▶ **AIM OF THE TASK**
In the entries that follow, find the word "icon" and report each line it is on.

--------

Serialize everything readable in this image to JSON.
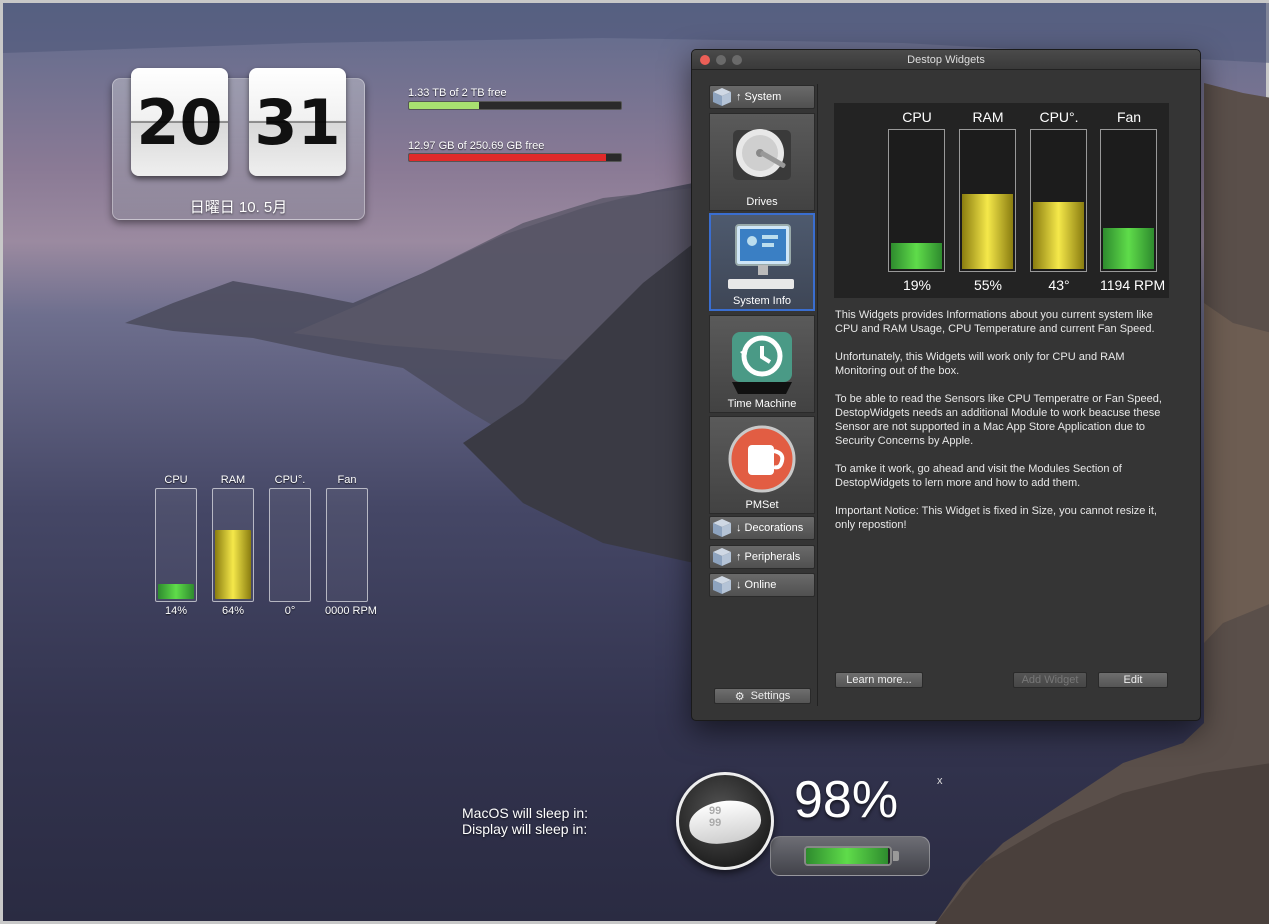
{
  "clock": {
    "hour": "20",
    "minute": "31",
    "date": "日曜日 10. 5月"
  },
  "drives": [
    {
      "label": "1.33 TB of 2 TB free",
      "fraction": 0.33,
      "color": "#a8e070"
    },
    {
      "label": "12.97 GB of 250.69 GB free",
      "fraction": 0.93,
      "color": "#e02a2a"
    }
  ],
  "desktop_widget": {
    "columns": [
      {
        "title": "CPU",
        "value": "14%",
        "level": 0.14,
        "style": "green"
      },
      {
        "title": "RAM",
        "value": "64%",
        "level": 0.64,
        "style": "yellow"
      },
      {
        "title": "CPU°.",
        "value": "0°",
        "level": 0,
        "style": "yellow"
      },
      {
        "title": "Fan",
        "value": "0000 RPM",
        "level": 0,
        "style": "green"
      }
    ]
  },
  "sleep": {
    "macos_label": "MacOS will sleep in:",
    "display_label": "Display will sleep in:"
  },
  "battery": {
    "percent": "98%",
    "level": 0.98,
    "close_label": "x",
    "mouse_digits_top": "99",
    "mouse_digits_bottom": "99"
  },
  "window": {
    "title": "Destop Widgets",
    "sidebar": {
      "group_system": "↑ System",
      "tiles": [
        {
          "label": "Drives",
          "icon": "hard-drive-icon"
        },
        {
          "label": "System Info",
          "icon": "system-info-icon"
        },
        {
          "label": "Time Machine",
          "icon": "time-machine-icon"
        },
        {
          "label": "PMSet",
          "icon": "coffee-cup-icon"
        }
      ],
      "group_decorations": "↓ Decorations",
      "group_peripherals": "↑ Peripherals",
      "group_online": "↓ Online",
      "settings": "Settings"
    },
    "preview": {
      "columns": [
        {
          "title": "CPU",
          "value": "19%",
          "level": 0.19,
          "style": "green"
        },
        {
          "title": "RAM",
          "value": "55%",
          "level": 0.55,
          "style": "yellow"
        },
        {
          "title": "CPU°.",
          "value": "43°",
          "level": 0.49,
          "style": "yellow"
        },
        {
          "title": "Fan",
          "value": "1194 RPM",
          "level": 0.3,
          "style": "green"
        }
      ]
    },
    "description": [
      "This Widgets provides Informations about you current system like CPU and RAM Usage, CPU Temperature and current Fan Speed.",
      "Unfortunately, this Widgets will work only for CPU and RAM Monitoring out of the box.",
      "To be able to read the Sensors like CPU Temperatre or Fan Speed, DestopWidgets needs an additional Module to work beacuse these Sensor are not supported in a Mac App Store Application due to Security Concerns by Apple.",
      "To amke it work, go ahead and visit the Modules Section of DestopWidgets to lern more and how to add them.",
      "Important Notice: This Widget is fixed in Size, you cannot resize it, only repostion!"
    ],
    "buttons": {
      "learn_more": "Learn more...",
      "add_widget": "Add Widget",
      "edit": "Edit"
    }
  }
}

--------

▶ **SOLUTION TO THIS PROBLEM**
          "icon": "hard-drive-icon"
          "icon": "system-info-icon"
          "icon": "time-machine-icon"
          "icon": "coffee-cup-icon"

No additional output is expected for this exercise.